When a relationship stops being what it once was and loses its pizzazz and compassion, couples have a few options.
They can air their grievances and work to fix the underlying problems. Or, if they are unable or unwilling to do either of the above, they can "take a break."What exactly this entails varies by couple, but implied in this approach is at least a sliver of hope that the relationship will continue, but only after both partners spend some time apart to figure out if their hearts are still in it.
They remain in relationships they know aren't working either because of fear, inertia or comfort, Katz added.They're grown-ups now, ages 45 to 59, scattered across the country.Don't let your relationship become "on-again, off-again." Couples who decide to take a break once shouldn't let it become a habit.Coleman said she sees this pattern far too often with couples who "stay together for the wrong reasons," break up and then get back together hoping the situation will be different — only to find it is the same.But if you eventually pick up where you left off, don't be surprised if the problems stuck around."People often return from the break with renewed hope, and yet once again face the disappointment that the same issues remain glaring in their faces, unchanged," said Fran Walfish, a psychotherapist based in Beverly Hills, Calif.

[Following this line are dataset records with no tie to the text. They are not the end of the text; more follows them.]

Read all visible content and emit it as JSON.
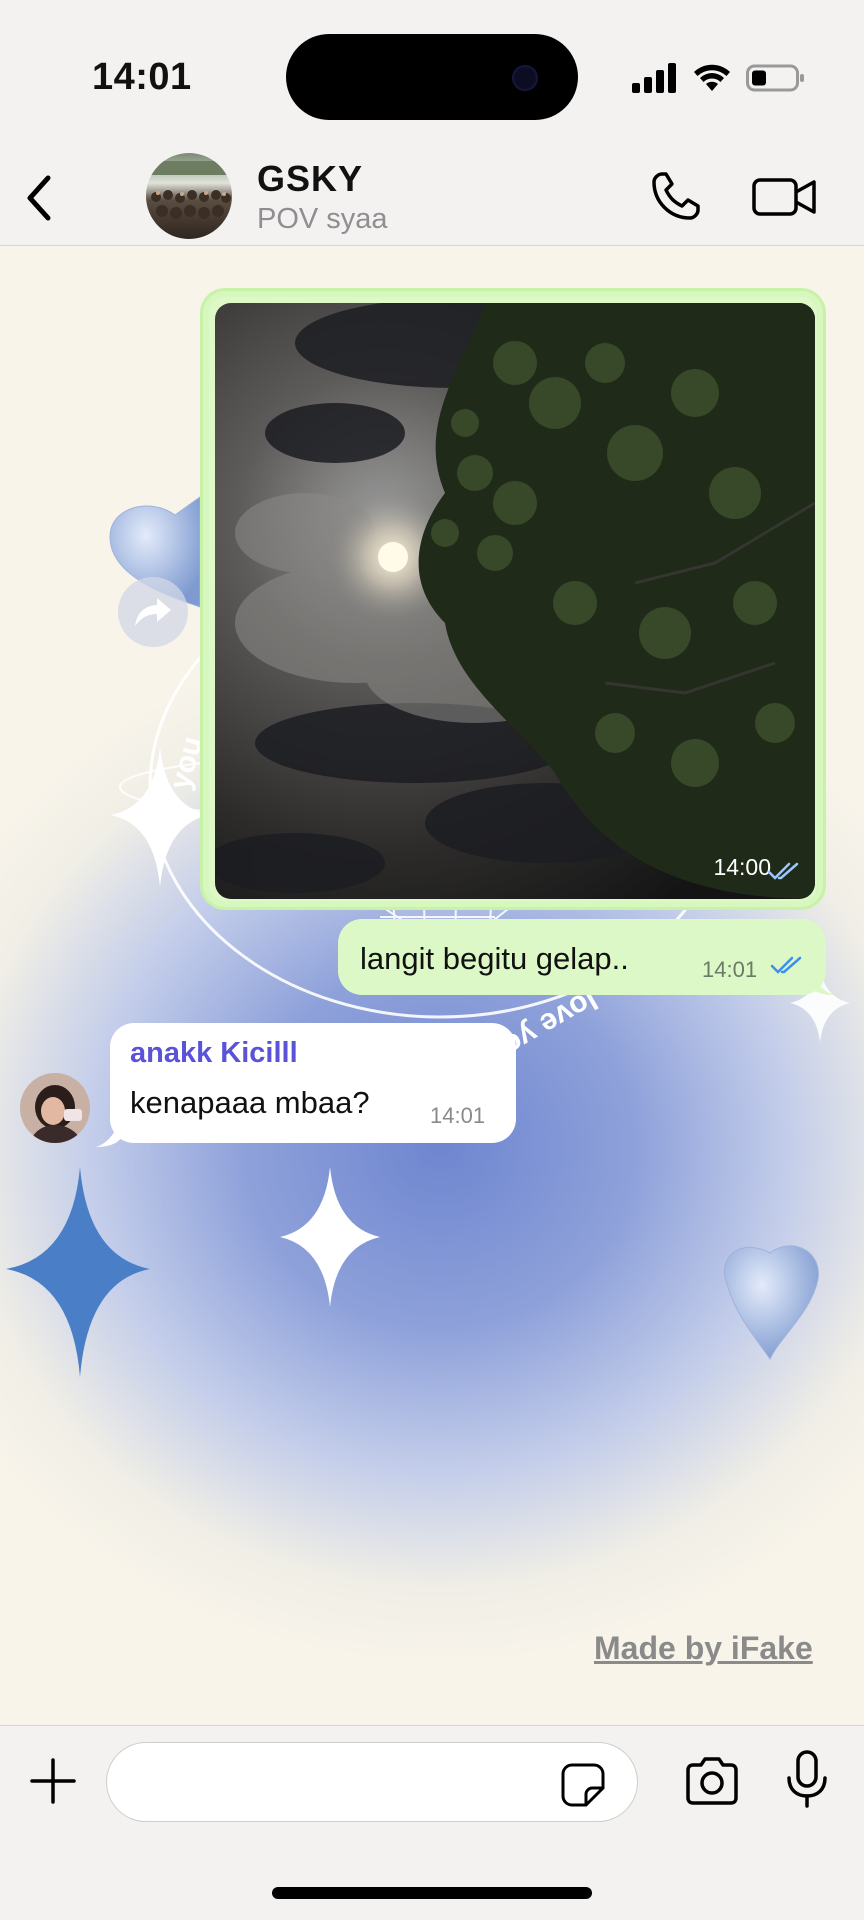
{
  "status_bar": {
    "time": "14:01"
  },
  "header": {
    "group_name": "GSKY",
    "subtitle": "POV syaa"
  },
  "messages": [
    {
      "type": "image",
      "direction": "outgoing",
      "time": "14:00",
      "status": "read"
    },
    {
      "type": "text",
      "direction": "outgoing",
      "text": "langit begitu gelap..",
      "time": "14:01",
      "status": "read"
    },
    {
      "type": "text",
      "direction": "incoming",
      "sender": "anakk Kicilll",
      "text": "kenapaaa mbaa?",
      "time": "14:01"
    }
  ],
  "wallpaper": {
    "ring_text_1": "love yourself",
    "ring_text_2": "you"
  },
  "watermark": "Made by iFake",
  "input": {
    "placeholder": ""
  },
  "colors": {
    "outgoing_bubble": "#dcf8c6",
    "incoming_bubble": "#ffffff",
    "sender_name": "#5a53d9",
    "read_ticks": "#3d8ef0"
  },
  "icons": [
    "back-chevron-icon",
    "phone-icon",
    "video-camera-icon",
    "forward-icon",
    "plus-icon",
    "sticker-icon",
    "camera-icon",
    "microphone-icon",
    "signal-icon",
    "wifi-icon",
    "battery-icon"
  ]
}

"Taking a break is really a form of avoidance." Tyson Runkle and his pals drew stares when they ducked into the grocery store for some 21st-century party essentials: beer, steak and a month's supply of diapers. I have a great job and a busy social life in an awesome city that I adore. Without any warning, I got the "we need to talk" text while at work on my THIRD day of my new job. This is because about six months ago, my pretty close to perfect, 5 year relationship with the love of my life (I'm talking Pinterest-planned wedding) abruptly ended.But once every year, they travel to various locales to become kids again, short-sheeting each other's beds and dousing showering roommates with ice water. (Leslie Mann)In theory, a break is meant to give both partners the latitude needed to honestly evaluate the relationship and decide if it's worth saving.In reality, spending time apart only further inhibits a couple's ability to "actively deal with the issues that led to the suggestion to take the break in the first place," said Toni Coleman, a psychotherapist and relationship coach based in Mc Lean, Va.It's easy to not fight with someone when you don't see or speak to that person for two months.